What I didn't know, and seems to be a theme with the books I read lately, is that a lot of the sources that historians use are written by people with an axe to grind. Soult himself didn't leave a memoir beyond his early days in the revolutionary army; his later political roles kept him too busy to finish his memoirs of his later career. Apparently his demeanor with his juniors and even with his equals was frosty at best and downright rude at worst, which didn't endear him to the people who did write their memoirs of their time with him.

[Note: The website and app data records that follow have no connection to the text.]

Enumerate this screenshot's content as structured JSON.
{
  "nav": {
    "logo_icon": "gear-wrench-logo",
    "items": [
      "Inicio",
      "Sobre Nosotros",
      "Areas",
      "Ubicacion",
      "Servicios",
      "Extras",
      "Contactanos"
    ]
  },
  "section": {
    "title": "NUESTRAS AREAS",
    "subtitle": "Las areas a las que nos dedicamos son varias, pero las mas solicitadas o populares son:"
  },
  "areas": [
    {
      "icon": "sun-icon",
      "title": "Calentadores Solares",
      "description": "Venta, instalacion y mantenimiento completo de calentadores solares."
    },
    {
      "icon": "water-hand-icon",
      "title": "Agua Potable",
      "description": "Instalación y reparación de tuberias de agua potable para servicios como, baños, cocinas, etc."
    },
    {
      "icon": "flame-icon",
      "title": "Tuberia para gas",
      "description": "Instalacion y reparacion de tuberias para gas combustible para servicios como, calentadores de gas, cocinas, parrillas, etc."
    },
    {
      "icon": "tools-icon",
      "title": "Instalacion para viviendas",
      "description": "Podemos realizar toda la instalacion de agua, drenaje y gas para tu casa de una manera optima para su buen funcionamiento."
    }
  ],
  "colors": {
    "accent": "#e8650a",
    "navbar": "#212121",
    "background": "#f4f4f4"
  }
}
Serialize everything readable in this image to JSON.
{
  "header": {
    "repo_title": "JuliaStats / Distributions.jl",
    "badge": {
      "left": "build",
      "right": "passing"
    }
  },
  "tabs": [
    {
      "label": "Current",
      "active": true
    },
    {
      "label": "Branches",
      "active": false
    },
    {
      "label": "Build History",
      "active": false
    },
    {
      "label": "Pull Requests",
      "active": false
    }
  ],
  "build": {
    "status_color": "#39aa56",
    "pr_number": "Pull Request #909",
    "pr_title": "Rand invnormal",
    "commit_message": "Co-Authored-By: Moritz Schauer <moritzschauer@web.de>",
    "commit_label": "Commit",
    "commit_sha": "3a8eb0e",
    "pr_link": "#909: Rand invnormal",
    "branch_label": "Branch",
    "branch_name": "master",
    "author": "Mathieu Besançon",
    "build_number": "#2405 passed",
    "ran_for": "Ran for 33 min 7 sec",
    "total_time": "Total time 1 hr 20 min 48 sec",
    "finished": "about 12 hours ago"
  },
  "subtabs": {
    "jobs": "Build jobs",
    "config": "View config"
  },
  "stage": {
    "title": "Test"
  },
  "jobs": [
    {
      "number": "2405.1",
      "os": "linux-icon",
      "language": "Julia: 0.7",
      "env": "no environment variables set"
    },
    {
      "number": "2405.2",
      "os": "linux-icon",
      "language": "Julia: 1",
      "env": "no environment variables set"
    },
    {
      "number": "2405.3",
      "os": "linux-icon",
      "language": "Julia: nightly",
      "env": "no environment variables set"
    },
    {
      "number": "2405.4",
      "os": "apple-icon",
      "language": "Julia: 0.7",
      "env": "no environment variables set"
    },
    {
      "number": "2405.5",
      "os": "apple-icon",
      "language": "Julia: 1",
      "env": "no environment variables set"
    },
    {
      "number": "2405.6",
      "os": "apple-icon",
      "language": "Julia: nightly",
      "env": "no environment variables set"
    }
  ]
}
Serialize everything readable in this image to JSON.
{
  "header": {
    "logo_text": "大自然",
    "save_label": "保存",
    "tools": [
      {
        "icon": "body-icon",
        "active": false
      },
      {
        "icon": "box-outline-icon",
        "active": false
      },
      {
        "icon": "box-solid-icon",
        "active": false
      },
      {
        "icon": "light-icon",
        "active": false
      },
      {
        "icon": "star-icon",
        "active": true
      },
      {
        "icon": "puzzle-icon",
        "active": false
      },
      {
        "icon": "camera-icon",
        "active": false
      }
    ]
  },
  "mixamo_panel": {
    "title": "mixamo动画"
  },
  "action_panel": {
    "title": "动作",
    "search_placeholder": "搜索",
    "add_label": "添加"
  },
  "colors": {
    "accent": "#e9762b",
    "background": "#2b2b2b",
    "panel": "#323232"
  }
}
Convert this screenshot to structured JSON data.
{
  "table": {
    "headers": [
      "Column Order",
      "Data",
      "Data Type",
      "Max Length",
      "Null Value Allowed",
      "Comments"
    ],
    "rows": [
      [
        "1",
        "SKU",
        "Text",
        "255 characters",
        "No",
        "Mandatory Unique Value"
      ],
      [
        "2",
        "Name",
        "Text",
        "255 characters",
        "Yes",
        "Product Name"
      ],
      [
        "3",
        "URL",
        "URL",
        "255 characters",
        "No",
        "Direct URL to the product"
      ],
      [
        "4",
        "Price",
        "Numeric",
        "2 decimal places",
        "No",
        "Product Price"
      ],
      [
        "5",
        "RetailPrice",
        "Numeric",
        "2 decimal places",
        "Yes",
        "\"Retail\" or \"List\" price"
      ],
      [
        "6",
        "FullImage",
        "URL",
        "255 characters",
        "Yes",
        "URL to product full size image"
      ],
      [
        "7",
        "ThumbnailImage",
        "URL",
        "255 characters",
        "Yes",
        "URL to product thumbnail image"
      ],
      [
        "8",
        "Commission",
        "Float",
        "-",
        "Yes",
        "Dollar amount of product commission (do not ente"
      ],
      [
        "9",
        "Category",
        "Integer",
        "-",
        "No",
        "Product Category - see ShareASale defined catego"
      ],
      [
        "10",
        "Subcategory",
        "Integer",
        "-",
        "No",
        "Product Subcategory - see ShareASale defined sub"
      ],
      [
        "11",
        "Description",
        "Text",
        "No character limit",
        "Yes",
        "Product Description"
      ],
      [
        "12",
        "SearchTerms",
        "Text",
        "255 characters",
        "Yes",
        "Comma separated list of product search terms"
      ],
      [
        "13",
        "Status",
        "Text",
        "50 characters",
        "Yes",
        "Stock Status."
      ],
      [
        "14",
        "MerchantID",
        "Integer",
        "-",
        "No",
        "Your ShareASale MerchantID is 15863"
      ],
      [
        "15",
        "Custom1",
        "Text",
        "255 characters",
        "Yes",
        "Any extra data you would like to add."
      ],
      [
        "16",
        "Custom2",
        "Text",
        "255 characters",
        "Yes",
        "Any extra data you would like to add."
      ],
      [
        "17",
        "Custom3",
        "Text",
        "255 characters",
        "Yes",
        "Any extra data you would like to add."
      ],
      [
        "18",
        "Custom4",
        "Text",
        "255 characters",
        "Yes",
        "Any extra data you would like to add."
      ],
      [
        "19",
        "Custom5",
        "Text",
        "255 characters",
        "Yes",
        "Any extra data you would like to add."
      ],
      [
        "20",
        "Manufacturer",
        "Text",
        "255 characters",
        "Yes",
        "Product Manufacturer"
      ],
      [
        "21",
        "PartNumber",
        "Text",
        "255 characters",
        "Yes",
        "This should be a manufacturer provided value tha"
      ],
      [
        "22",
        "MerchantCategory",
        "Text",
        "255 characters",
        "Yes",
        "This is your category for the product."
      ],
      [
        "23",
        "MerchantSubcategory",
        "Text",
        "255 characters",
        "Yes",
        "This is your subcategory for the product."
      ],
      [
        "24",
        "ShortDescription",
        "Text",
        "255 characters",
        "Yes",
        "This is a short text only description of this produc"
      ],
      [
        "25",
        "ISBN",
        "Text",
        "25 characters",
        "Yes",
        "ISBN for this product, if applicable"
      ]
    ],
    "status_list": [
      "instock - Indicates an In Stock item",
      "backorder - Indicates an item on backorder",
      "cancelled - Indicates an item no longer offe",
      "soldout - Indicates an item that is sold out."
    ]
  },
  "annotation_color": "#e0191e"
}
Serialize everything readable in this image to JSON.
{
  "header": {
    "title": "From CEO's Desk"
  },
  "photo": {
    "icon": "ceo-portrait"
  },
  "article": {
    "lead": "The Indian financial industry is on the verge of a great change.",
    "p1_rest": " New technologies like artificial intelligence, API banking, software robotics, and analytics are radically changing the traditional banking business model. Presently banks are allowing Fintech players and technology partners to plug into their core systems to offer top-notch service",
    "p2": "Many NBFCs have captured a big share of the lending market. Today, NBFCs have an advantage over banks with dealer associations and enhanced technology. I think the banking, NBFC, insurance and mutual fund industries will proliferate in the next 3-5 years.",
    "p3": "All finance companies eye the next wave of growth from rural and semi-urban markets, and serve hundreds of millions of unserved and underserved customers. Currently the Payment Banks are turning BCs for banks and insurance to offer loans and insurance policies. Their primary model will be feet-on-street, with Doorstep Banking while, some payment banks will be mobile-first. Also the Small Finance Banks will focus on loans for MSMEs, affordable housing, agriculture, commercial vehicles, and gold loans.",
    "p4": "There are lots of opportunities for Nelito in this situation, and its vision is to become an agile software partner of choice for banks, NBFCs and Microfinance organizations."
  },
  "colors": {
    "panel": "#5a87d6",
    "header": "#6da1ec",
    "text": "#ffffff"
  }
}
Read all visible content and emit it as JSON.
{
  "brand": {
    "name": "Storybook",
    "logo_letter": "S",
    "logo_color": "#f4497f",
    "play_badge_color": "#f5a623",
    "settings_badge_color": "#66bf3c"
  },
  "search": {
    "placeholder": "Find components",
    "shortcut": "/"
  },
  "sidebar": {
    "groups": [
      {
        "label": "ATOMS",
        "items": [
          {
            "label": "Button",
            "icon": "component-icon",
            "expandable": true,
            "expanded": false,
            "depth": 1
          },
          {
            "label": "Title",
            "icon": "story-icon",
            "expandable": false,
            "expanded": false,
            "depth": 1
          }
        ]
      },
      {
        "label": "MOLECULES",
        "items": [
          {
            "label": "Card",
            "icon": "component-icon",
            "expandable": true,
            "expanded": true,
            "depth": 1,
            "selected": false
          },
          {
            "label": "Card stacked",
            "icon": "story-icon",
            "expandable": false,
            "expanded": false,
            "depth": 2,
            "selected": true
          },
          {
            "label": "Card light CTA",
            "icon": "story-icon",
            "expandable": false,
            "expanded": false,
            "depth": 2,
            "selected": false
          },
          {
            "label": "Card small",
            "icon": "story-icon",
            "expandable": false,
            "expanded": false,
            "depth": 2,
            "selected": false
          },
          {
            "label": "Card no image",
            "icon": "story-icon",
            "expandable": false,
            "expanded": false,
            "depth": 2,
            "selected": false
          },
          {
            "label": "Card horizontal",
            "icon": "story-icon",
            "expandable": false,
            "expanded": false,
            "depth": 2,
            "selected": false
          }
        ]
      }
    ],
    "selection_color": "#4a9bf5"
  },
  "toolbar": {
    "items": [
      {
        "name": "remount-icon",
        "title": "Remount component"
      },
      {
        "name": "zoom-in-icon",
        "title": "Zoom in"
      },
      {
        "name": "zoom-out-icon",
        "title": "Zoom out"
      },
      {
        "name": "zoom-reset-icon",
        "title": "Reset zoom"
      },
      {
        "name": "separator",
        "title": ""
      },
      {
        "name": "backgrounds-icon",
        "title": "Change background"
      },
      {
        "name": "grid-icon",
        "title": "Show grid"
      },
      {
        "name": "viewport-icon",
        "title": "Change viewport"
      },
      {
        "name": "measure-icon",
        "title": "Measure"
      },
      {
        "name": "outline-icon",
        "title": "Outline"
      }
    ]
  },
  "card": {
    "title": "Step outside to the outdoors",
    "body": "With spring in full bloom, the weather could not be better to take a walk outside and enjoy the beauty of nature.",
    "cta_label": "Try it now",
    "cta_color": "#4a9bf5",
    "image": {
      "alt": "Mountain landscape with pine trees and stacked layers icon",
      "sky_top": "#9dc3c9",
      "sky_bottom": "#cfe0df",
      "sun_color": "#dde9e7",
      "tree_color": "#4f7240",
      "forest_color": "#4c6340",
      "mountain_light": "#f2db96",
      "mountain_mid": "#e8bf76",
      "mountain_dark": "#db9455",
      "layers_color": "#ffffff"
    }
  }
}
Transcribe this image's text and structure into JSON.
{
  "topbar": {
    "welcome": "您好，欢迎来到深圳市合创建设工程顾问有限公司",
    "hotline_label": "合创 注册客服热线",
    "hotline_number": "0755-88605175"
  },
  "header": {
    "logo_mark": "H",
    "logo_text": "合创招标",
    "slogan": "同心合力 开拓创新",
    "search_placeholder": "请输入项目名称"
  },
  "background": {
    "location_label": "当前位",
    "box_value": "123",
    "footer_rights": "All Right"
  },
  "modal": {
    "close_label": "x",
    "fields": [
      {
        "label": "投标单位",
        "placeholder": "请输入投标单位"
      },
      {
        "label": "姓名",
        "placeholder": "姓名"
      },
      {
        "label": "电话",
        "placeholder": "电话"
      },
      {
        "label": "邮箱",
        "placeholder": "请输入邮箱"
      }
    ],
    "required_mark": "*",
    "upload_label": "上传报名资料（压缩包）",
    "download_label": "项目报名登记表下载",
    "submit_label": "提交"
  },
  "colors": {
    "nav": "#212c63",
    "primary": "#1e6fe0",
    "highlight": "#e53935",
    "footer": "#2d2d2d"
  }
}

Certain periods of his life have therefore become notorious, such as his supposed angling for the crown of northern Portugal and his wholesale looting of artifacts in southern Spain, but when examined in detail, the author points out that the main peddlers of these stories want to paint Soult in a bad light and spells out reasons why we shouldn't read these stories at face value. The whole 'Roi Nicolas' episode is explained in this biography as a way of involving the local population in the method of government, rather than imposing an administration of occupation on the Portuguese. Apparently, local civic leaders had been petitioning Soult for some sort of government that would offer an alternative to the chaos left by the collapse of the Braganza administration, and one of the options called for was for Soult to become king of the northern part of Portugal. (Interestingly, Soult's first name never was 'Nicolas' and doesn't appear on any of his birth, christening, investment to the rank of marshal, or death certificates; Nicolas being more of an insult a la 'old Nick' ie. the devil). The deal struck with Bourbon Spain to carve up Portugal also involved France taking northern Portugal, and as other marshals (albeit related by marriage to Bonaparte) had become rulers of other principalities, it wasn't a far stretch to see this as an option. The clinching arguments are, though, Soult couldn't crown himself king without the blessing of Napoleon and the fact that he wasn't summarily sacked for getting too big for his boots. The greatest spreaders of this canard were the soldiers and officers of Ney's VI corps who reflected their marshal's hatred of Soult.
Again, the accusation of corruption and avarice leveled at Soult during his time administering Andalucia also seem to be fabrications and exaggerations of those who wanted to pull him down. He did loot works of art, but no more than any other French general or marshal of the period. Where he differed was in the fact that he kept these works of art for himself and refused to hand them over to the state. He didn't embezzle funds or steal for his own gain as, like all the marshals, he was already a very wealthy man. Any funds forcibly requisitioned went to supplying his army, which he did reasonably well compared to many other French commanders.
His staff work for Napoleon has also been criticised by historians, but the fact is that the final responsibility was Napoleon's. Soult argued against sending a 3rd of Napoleon's foreces under Grouchy after Blucher, instead suggesting a smaller force to observe only. He also advised caution when dealing with Wellington, preferring a flanking movement instead, but both suggestions, as we know, were dismissed. Some details stand up like his lapse in sending only one messenger, not several with copies of the same order, which resulted in delays when the lone messenger got lost during the Ligny phase of the campaign, but otherwise, even Berthier would probably have struggled had he been in Soult's place.
He has also been derided as an opportunist who serve Bonaparte and the Bourbons in turn, and then turned his coat again to serve the July monarchy. This biography emphasises his sense of duty to France and not the rulers of the country. His career post-Empire is almost just as illustrious as that under Napoleon, serving as foreign minister, minister for war and prime minister right up into his 70s. During this time he cemented the foundations of alliance with Britain that eventually ebcame the Entente Cordiale, and was one of the most admired guests at Queen Victoria's coronation. He seemed to be more loved in Britain than at home in France!
However, the author does seem to be a fan and some of his explanations did smack of trying too hard to excuse his hero's faults, such as Soult's notorious rudeness. All the other marshals were wrong and Soult was always right when it comes to the arguments in Spain between the leading personalities of the French occupation. I'm still not savvy enough with all the ins and outs of the political side of this period to know if the author is justified in his arguments.
All in all, though, I learned a lot about another figure from the period about whom I had only the barest knowledge, and enjoyed the tale, too.